ASSIGNMENT
Write out every entry in full. Leave nothing out.

SUPPLIED ENTRIES
[Start of Attachment]

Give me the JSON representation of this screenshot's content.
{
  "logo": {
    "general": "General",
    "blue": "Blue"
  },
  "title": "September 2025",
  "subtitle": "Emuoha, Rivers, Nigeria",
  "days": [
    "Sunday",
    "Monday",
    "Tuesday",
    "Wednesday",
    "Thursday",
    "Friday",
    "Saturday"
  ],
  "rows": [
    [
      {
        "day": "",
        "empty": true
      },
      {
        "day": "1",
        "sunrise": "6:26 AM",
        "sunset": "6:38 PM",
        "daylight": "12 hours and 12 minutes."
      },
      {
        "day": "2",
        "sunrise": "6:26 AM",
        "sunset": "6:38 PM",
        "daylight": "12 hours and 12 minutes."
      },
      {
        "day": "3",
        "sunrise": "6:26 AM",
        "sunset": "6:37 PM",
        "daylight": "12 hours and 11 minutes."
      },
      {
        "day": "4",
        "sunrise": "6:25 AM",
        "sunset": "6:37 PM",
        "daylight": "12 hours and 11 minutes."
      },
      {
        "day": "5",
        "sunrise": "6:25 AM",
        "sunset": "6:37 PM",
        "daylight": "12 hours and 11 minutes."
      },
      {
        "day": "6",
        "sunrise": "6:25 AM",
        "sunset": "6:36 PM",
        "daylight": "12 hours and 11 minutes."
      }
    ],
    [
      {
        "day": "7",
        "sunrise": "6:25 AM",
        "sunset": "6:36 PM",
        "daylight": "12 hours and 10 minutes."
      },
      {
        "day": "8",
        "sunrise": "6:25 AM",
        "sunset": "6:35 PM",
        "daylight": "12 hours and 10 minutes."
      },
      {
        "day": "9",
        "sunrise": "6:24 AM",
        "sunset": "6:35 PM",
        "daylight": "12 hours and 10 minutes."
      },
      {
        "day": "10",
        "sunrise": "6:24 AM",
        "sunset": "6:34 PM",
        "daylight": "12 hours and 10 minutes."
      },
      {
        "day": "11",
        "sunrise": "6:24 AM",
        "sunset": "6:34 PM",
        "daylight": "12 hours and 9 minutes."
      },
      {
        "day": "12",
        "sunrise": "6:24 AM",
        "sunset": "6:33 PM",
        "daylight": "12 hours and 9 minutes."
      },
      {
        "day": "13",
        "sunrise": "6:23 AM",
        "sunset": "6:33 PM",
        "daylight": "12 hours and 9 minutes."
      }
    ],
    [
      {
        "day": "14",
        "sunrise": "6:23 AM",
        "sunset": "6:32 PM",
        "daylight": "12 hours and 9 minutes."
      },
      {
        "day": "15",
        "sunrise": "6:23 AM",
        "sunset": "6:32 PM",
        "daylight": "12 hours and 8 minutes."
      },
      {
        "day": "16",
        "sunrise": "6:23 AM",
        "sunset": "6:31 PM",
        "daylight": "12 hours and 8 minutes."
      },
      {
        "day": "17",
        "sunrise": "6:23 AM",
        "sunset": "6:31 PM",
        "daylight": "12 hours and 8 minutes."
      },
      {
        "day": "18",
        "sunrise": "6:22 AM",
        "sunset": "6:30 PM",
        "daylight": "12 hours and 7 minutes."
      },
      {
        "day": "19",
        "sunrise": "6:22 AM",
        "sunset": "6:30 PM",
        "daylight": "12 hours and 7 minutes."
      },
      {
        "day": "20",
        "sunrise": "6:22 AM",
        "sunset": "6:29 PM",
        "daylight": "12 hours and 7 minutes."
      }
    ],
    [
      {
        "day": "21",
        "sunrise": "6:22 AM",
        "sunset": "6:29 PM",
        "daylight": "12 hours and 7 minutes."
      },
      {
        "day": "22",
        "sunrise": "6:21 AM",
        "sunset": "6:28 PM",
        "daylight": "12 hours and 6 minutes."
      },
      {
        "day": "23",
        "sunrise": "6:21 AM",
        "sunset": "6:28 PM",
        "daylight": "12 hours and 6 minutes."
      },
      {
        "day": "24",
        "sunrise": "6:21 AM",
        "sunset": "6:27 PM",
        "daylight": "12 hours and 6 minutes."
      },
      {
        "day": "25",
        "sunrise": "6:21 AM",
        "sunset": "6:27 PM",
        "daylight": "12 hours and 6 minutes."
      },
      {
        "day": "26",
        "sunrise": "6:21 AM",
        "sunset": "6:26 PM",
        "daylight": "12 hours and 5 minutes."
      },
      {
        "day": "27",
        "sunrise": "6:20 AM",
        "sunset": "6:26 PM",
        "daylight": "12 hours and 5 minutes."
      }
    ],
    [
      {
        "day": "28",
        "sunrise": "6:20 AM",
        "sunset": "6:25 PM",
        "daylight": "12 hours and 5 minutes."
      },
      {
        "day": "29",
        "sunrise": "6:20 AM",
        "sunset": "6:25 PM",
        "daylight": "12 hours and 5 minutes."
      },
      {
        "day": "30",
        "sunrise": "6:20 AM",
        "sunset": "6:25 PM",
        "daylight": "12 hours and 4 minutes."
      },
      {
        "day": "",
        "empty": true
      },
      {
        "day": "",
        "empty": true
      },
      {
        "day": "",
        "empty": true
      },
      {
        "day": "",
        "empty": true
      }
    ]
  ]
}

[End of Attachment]

RESPONSE TO THIS EXERCISE
Give me the JSON representation of this screenshot's content.
{
  "logo": {
    "general": "General",
    "blue": "Blue"
  },
  "title": "September 2025",
  "subtitle": "Emuoha, Rivers, Nigeria",
  "days": [
    "Sunday",
    "Monday",
    "Tuesday",
    "Wednesday",
    "Thursday",
    "Friday",
    "Saturday"
  ],
  "rows": [
    [
      {
        "day": "",
        "empty": true
      },
      {
        "day": "1",
        "sunrise": "6:26 AM",
        "sunset": "6:38 PM",
        "daylight": "12 hours and 12 minutes."
      },
      {
        "day": "2",
        "sunrise": "6:26 AM",
        "sunset": "6:38 PM",
        "daylight": "12 hours and 12 minutes."
      },
      {
        "day": "3",
        "sunrise": "6:26 AM",
        "sunset": "6:37 PM",
        "daylight": "12 hours and 11 minutes."
      },
      {
        "day": "4",
        "sunrise": "6:25 AM",
        "sunset": "6:37 PM",
        "daylight": "12 hours and 11 minutes."
      },
      {
        "day": "5",
        "sunrise": "6:25 AM",
        "sunset": "6:37 PM",
        "daylight": "12 hours and 11 minutes."
      },
      {
        "day": "6",
        "sunrise": "6:25 AM",
        "sunset": "6:36 PM",
        "daylight": "12 hours and 11 minutes."
      }
    ],
    [
      {
        "day": "7",
        "sunrise": "6:25 AM",
        "sunset": "6:36 PM",
        "daylight": "12 hours and 10 minutes."
      },
      {
        "day": "8",
        "sunrise": "6:25 AM",
        "sunset": "6:35 PM",
        "daylight": "12 hours and 10 minutes."
      },
      {
        "day": "9",
        "sunrise": "6:24 AM",
        "sunset": "6:35 PM",
        "daylight": "12 hours and 10 minutes."
      },
      {
        "day": "10",
        "sunrise": "6:24 AM",
        "sunset": "6:34 PM",
        "daylight": "12 hours and 10 minutes."
      },
      {
        "day": "11",
        "sunrise": "6:24 AM",
        "sunset": "6:34 PM",
        "daylight": "12 hours and 9 minutes."
      },
      {
        "day": "12",
        "sunrise": "6:24 AM",
        "sunset": "6:33 PM",
        "daylight": "12 hours and 9 minutes."
      },
      {
        "day": "13",
        "sunrise": "6:23 AM",
        "sunset": "6:33 PM",
        "daylight": "12 hours and 9 minutes."
      }
    ],
    [
      {
        "day": "14",
        "sunrise": "6:23 AM",
        "sunset": "6:32 PM",
        "daylight": "12 hours and 9 minutes."
      },
      {
        "day": "15",
        "sunrise": "6:23 AM",
        "sunset": "6:32 PM",
        "daylight": "12 hours and 8 minutes."
      },
      {
        "day": "16",
        "sunrise": "6:23 AM",
        "sunset": "6:31 PM",
        "daylight": "12 hours and 8 minutes."
      },
      {
        "day": "17",
        "sunrise": "6:23 AM",
        "sunset": "6:31 PM",
        "daylight": "12 hours and 8 minutes."
      },
      {
        "day": "18",
        "sunrise": "6:22 AM",
        "sunset": "6:30 PM",
        "daylight": "12 hours and 7 minutes."
      },
      {
        "day": "19",
        "sunrise": "6:22 AM",
        "sunset": "6:30 PM",
        "daylight": "12 hours and 7 minutes."
      },
      {
        "day": "20",
        "sunrise": "6:22 AM",
        "sunset": "6:29 PM",
        "daylight": "12 hours and 7 minutes."
      }
    ],
    [
      {
        "day": "21",
        "sunrise": "6:22 AM",
        "sunset": "6:29 PM",
        "daylight": "12 hours and 7 minutes."
      },
      {
        "day": "22",
        "sunrise": "6:21 AM",
        "sunset": "6:28 PM",
        "daylight": "12 hours and 6 minutes."
      },
      {
        "day": "23",
        "sunrise": "6:21 AM",
        "sunset": "6:28 PM",
        "daylight": "12 hours and 6 minutes."
      },
      {
        "day": "24",
        "sunrise": "6:21 AM",
        "sunset": "6:27 PM",
        "daylight": "12 hours and 6 minutes."
      },
      {
        "day": "25",
        "sunrise": "6:21 AM",
        "sunset": "6:27 PM",
        "daylight": "12 hours and 6 minutes."
      },
      {
        "day": "26",
        "sunrise": "6:21 AM",
        "sunset": "6:26 PM",
        "daylight": "12 hours and 5 minutes."
      },
      {
        "day": "27",
        "sunrise": "6:20 AM",
        "sunset": "6:26 PM",
        "daylight": "12 hours and 5 minutes."
      }
    ],
    [
      {
        "day": "28",
        "sunrise": "6:20 AM",
        "sunset": "6:25 PM",
        "daylight": "12 hours and 5 minutes."
      },
      {
        "day": "29",
        "sunrise": "6:20 AM",
        "sunset": "6:25 PM",
        "daylight": "12 hours and 5 minutes."
      },
      {
        "day": "30",
        "sunrise": "6:20 AM",
        "sunset": "6:25 PM",
        "daylight": "12 hours and 4 minutes."
      },
      {
        "day": "",
        "empty": true
      },
      {
        "day": "",
        "empty": true
      },
      {
        "day": "",
        "empty": true
      },
      {
        "day": "",
        "empty": true
      }
    ]
  ]
}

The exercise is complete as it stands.